Hluch - Kevin A. on sun 3 mar 02
Upon waking , Aestheticus wanted immediately to go to the pottery.
Hearing the Master's insistent knocking at his door, Ergotimos
tried to block the piercing sunlight that stabbed his still half-closed
eyes. He tried to rise but almost tripped over the lovely bodies of Opis
and Arges lying soundly asleep in a disheveled heap on either side of him.
Surprised to see them, he struggled without success to remember
the terminus of the previous evening.
Ergotimos thought," Would that the gods had blessed my memory as
they blessed me with slumber... I certainly would have risen a radiant
man like the loathsome sun that now pains my eyes!" Pulling on his now
wrinkled dress he met his Master at the door.
"I trust you slept well, Ergotimos?" Aestheticus asked.
"Yes, indeed, as the dead," the apprentice answered with a
consternation and a scowl modifying his brow.
"Our endeavor today is to visit the pottery and see how our words
mesh with our actions. I hope you can recall some of the principles that
we have labored over in our quest to wrest Beauty from the jaws of the
Grotesque?" the Master ventured.
Ergotimos, gaining steadiness and purpose responded,"The gods have
blessed my memory on at least this subject. We had discussed numerous
issues regarding Beauty: that is, those things that please the senses and
exalt the mind.
For example, we have spoken of numbers essential to framing
beauty, particularly the numbers one, two, three, and four that give us
the mystical sum ten: the source of all numbers.
We have also seen that these first four numbers also give us
point, line, plane and solid, the currency of the plastic arts just as
these first four numbers give us the materials of our craft: earth, air,
fire and water.
We have seen that the number ten also illustrates the dualistic
character of our world. That one and zero are components of ten comprise
everything: something and that which is nothing.
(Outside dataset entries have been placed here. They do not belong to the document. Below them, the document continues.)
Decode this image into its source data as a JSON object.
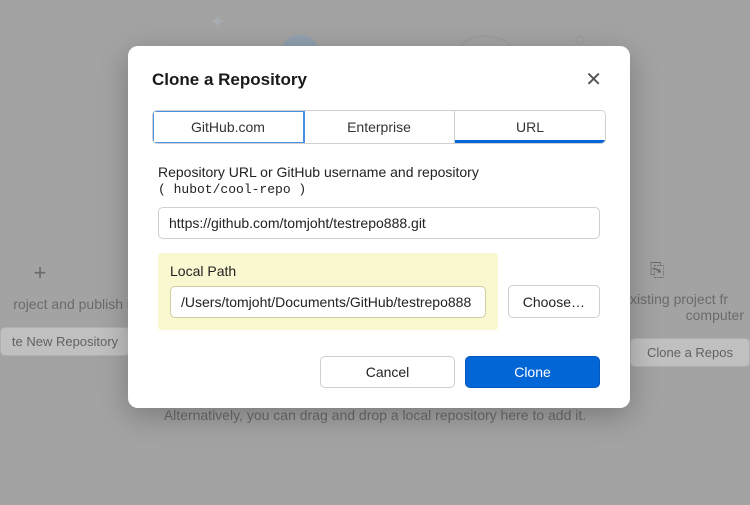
{
  "modal": {
    "title": "Clone a Repository",
    "tabs": {
      "github": "GitHub.com",
      "enterprise": "Enterprise",
      "url": "URL"
    },
    "repo_label_prefix": "Repository URL or GitHub username and repository",
    "repo_label_example": "( hubot/cool-repo )",
    "repo_url_value": "https://github.com/tomjoht/testrepo888.git",
    "local_path_label": "Local Path",
    "local_path_value": "/Users/tomjoht/Documents/GitHub/testrepo888",
    "choose_label": "Choose…",
    "cancel_label": "Cancel",
    "clone_label": "Clone"
  },
  "background": {
    "left_card_plus": "+",
    "left_card_text": "roject and publish i",
    "left_card_button": "te New Repository",
    "right_card_text": "xisting project fr",
    "right_card_text2": "computer",
    "right_card_button": "Clone a Repos",
    "footer_text": "Alternatively, you can drag and drop a local repository here to add it."
  }
}
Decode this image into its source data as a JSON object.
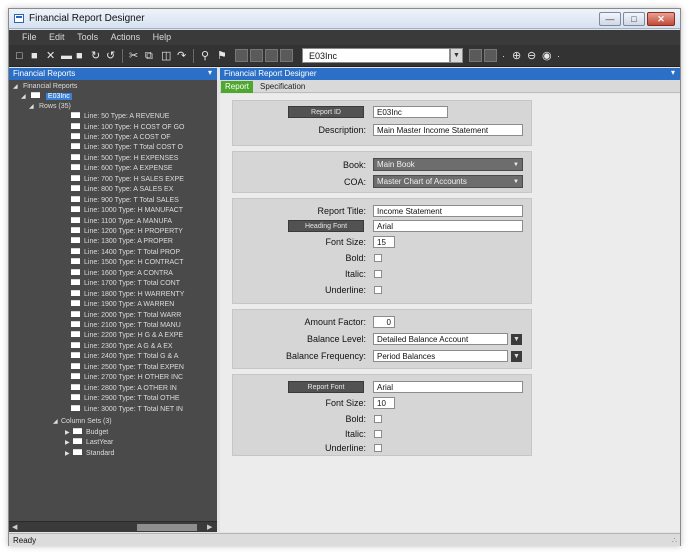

We have found opposite
qualities to be the stable mates of unity in pottery. Just as unity is
created when humans join in begetting.
We have also examined the ten principles of the Pythagoreans in
regard to this dualism which also effect the character of our craft.
In addition, we have found it is in the begetting of art that most
reminds us of the reflexion of nature as a desirous for
immortality. Eros, in his wisdom compels us to draw near the beautiful so
as to continue the generations that are heaped upon one and another
forever and ever without end," the young apprentice answered with some
Hearing the moan of a female voice from the other room Aestheticus
remarked, "Apparently, you have learnt well, as it seems you have already
put these thoughts to practice".
Having not remembered the better half of the previous evening
Ergotimos stared dumbly at the floor and muttered quietly, "Perhaps this
apprenticeship may yet bear fruit".
Kevin A. Hluch